* **What the exercise asks**
Where does the word "weight" occur in the data below? Copy each line that holds it.

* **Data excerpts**
*** Begin section ***

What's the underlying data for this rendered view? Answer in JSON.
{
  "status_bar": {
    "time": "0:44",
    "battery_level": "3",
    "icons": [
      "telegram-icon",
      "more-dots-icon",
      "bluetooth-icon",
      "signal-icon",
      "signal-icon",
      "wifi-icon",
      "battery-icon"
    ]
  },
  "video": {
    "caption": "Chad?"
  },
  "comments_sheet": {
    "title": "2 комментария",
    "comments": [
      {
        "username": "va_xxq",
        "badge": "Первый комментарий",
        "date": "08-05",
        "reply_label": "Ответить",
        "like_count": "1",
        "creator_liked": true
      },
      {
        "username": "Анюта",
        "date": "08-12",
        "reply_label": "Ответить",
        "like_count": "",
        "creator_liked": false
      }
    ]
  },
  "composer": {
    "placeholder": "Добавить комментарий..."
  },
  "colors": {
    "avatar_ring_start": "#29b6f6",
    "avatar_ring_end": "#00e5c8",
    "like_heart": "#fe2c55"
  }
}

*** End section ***
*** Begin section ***

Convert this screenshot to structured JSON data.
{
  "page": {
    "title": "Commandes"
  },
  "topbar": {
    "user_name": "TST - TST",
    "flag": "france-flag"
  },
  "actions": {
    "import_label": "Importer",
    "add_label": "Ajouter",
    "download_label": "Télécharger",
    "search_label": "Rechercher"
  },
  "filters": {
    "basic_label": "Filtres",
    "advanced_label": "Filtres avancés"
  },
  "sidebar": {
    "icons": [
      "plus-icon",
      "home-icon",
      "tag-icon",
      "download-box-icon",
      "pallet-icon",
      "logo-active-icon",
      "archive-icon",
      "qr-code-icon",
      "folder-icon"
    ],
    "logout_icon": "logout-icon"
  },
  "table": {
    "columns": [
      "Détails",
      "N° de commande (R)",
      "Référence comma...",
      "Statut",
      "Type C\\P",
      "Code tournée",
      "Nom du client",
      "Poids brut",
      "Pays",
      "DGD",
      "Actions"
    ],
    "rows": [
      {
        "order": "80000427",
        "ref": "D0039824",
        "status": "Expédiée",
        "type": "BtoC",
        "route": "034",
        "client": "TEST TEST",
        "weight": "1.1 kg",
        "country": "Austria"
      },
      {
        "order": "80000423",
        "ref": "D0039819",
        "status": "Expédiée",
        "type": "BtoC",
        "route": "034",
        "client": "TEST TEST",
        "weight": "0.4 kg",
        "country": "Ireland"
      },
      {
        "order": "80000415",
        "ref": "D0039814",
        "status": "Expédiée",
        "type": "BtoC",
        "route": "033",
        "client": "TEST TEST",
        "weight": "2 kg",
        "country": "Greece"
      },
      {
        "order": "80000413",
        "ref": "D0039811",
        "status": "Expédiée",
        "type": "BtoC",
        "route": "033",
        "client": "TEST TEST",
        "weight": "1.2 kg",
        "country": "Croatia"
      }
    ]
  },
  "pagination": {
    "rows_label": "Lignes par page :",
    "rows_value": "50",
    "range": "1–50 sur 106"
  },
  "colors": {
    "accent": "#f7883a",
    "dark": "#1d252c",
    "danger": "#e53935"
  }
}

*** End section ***
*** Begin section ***

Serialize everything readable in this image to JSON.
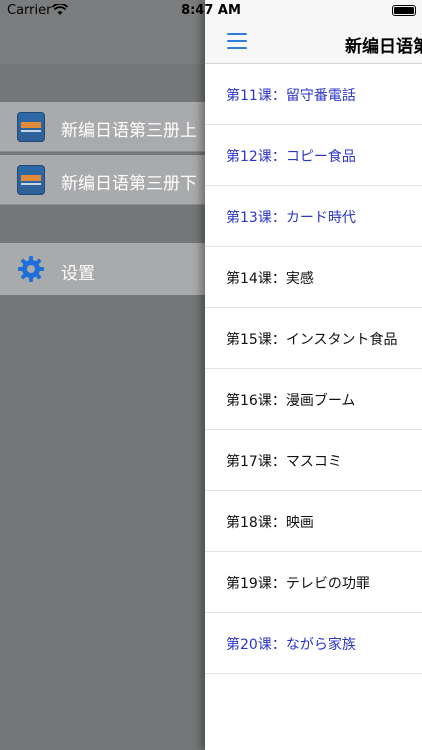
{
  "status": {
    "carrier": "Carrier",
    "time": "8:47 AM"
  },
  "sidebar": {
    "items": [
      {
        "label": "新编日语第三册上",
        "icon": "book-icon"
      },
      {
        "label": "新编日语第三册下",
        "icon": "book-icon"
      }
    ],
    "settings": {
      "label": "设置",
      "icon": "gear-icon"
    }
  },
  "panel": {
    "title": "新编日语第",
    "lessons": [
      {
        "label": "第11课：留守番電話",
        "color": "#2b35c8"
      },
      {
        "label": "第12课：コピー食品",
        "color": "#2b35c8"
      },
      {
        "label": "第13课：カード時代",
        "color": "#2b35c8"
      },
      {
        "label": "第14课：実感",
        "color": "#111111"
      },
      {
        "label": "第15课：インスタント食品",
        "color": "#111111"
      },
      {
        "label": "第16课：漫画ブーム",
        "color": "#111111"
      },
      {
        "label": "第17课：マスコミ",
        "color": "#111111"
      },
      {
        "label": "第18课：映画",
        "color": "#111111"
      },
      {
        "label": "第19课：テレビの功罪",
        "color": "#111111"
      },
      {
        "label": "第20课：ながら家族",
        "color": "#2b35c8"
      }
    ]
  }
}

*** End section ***

* **Answer space**
        "weight": "1.1 kg",
        "weight": "0.4 kg",
        "weight": "2 kg",
        "weight": "1.2 kg",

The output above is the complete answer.